• **Exercise requirements**:
An identical copy of every entry below is the required output.

____________

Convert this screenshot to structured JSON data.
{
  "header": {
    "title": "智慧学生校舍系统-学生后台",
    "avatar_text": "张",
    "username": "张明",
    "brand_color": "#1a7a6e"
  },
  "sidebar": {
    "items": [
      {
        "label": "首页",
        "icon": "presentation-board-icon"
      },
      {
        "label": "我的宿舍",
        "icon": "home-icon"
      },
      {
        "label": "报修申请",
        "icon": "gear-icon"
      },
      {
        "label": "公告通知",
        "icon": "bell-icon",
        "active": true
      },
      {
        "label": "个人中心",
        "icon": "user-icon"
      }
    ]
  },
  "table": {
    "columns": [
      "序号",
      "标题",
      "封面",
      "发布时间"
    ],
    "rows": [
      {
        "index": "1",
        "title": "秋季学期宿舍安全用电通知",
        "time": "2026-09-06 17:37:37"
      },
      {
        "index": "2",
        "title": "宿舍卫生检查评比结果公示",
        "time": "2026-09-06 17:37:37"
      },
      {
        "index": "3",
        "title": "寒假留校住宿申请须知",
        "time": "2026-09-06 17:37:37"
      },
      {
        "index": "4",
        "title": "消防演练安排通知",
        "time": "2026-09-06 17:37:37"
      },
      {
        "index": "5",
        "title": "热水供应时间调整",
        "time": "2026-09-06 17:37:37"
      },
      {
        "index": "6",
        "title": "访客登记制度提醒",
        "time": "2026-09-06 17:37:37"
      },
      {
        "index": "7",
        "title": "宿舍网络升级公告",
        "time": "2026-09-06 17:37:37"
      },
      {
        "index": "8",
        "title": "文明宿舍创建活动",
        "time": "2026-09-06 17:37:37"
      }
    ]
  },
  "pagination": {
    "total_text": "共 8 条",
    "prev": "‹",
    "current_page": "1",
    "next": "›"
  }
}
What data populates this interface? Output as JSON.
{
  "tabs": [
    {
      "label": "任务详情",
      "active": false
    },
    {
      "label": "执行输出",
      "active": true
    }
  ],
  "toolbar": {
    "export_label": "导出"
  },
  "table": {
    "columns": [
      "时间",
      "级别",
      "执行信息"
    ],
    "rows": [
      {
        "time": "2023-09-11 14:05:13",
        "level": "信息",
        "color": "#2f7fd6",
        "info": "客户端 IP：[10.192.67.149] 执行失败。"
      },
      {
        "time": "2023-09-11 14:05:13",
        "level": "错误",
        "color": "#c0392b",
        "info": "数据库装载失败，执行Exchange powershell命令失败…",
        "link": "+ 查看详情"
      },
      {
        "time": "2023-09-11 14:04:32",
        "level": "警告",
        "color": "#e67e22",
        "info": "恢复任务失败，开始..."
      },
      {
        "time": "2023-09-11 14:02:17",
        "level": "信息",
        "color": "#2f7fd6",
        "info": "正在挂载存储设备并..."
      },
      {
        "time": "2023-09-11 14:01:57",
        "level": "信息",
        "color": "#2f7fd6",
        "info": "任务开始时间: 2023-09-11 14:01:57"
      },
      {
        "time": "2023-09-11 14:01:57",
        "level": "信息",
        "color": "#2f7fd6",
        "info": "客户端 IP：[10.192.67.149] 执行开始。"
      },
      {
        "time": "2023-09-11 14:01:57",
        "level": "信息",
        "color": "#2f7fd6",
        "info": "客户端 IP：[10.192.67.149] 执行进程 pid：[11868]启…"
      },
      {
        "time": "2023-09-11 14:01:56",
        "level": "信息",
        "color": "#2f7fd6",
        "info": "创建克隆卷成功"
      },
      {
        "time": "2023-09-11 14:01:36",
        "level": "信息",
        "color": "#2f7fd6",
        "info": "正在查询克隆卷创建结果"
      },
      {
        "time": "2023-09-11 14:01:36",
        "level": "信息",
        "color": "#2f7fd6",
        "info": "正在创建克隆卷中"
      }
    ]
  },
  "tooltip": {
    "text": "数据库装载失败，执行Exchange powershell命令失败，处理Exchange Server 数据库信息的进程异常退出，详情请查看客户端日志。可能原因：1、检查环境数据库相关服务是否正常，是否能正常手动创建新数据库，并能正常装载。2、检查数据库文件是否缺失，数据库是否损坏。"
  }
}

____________

• **Task solution**:
Convert this screenshot to structured JSON data.
{
  "header": {
    "title": "智慧学生校舍系统-学生后台",
    "avatar_text": "张",
    "username": "张明",
    "brand_color": "#1a7a6e"
  },
  "sidebar": {
    "items": [
      {
        "label": "首页",
        "icon": "presentation-board-icon"
      },
      {
        "label": "我的宿舍",
        "icon": "home-icon"
      },
      {
        "label": "报修申请",
        "icon": "gear-icon"
      },
      {
        "label": "公告通知",
        "icon": "bell-icon",
        "active": true
      },
      {
        "label": "个人中心",
        "icon": "user-icon"
      }
    ]
  },
  "table": {
    "columns": [
      "序号",
      "标题",
      "封面",
      "发布时间"
    ],
    "rows": [
      {
        "index": "1",
        "title": "秋季学期宿舍安全用电通知",
        "time": "2026-09-06 17:37:37"
      },
      {
        "index": "2",
        "title": "宿舍卫生检查评比结果公示",
        "time": "2026-09-06 17:37:37"
      },
      {
        "index": "3",
        "title": "寒假留校住宿申请须知",
        "time": "2026-09-06 17:37:37"
      },
      {
        "index": "4",
        "title": "消防演练安排通知",
        "time": "2026-09-06 17:37:37"
      },
      {
        "index": "5",
        "title": "热水供应时间调整",
        "time": "2026-09-06 17:37:37"
      },
      {
        "index": "6",
        "title": "访客登记制度提醒",
        "time": "2026-09-06 17:37:37"
      },
      {
        "index": "7",
        "title": "宿舍网络升级公告",
        "time": "2026-09-06 17:37:37"
      },
      {
        "index": "8",
        "title": "文明宿舍创建活动",
        "time": "2026-09-06 17:37:37"
      }
    ]
  },
  "pagination": {
    "total_text": "共 8 条",
    "prev": "‹",
    "current_page": "1",
    "next": "›"
  }
}
What data populates this interface? Output as JSON.
{
  "tabs": [
    {
      "label": "任务详情",
      "active": false
    },
    {
      "label": "执行输出",
      "active": true
    }
  ],
  "toolbar": {
    "export_label": "导出"
  },
  "table": {
    "columns": [
      "时间",
      "级别",
      "执行信息"
    ],
    "rows": [
      {
        "time": "2023-09-11 14:05:13",
        "level": "信息",
        "color": "#2f7fd6",
        "info": "客户端 IP：[10.192.67.149] 执行失败。"
      },
      {
        "time": "2023-09-11 14:05:13",
        "level": "错误",
        "color": "#c0392b",
        "info": "数据库装载失败，执行Exchange powershell命令失败…",
        "link": "+ 查看详情"
      },
      {
        "time": "2023-09-11 14:04:32",
        "level": "警告",
        "color": "#e67e22",
        "info": "恢复任务失败，开始..."
      },
      {
        "time": "2023-09-11 14:02:17",
        "level": "信息",
        "color": "#2f7fd6",
        "info": "正在挂载存储设备并..."
      },
      {
        "time": "2023-09-11 14:01:57",
        "level": "信息",
        "color": "#2f7fd6",
        "info": "任务开始时间: 2023-09-11 14:01:57"
      },
      {
        "time": "2023-09-11 14:01:57",
        "level": "信息",
        "color": "#2f7fd6",
        "info": "客户端 IP：[10.192.67.149] 执行开始。"
      },
      {
        "time": "2023-09-11 14:01:57",
        "level": "信息",
        "color": "#2f7fd6",
        "info": "客户端 IP：[10.192.67.149] 执行进程 pid：[11868]启…"
      },
      {
        "time": "2023-09-11 14:01:56",
        "level": "信息",
        "color": "#2f7fd6",
        "info": "创建克隆卷成功"
      },
      {
        "time": "2023-09-11 14:01:36",
        "level": "信息",
        "color": "#2f7fd6",
        "info": "正在查询克隆卷创建结果"
      },
      {
        "time": "2023-09-11 14:01:36",
        "level": "信息",
        "color": "#2f7fd6",
        "info": "正在创建克隆卷中"
      }
    ]
  },
  "tooltip": {
    "text": "数据库装载失败，执行Exchange powershell命令失败，处理Exchange Server 数据库信息的进程异常退出，详情请查看客户端日志。可能原因：1、检查环境数据库相关服务是否正常，是否能正常手动创建新数据库，并能正常装载。2、检查数据库文件是否缺失，数据库是否损坏。"
  }
}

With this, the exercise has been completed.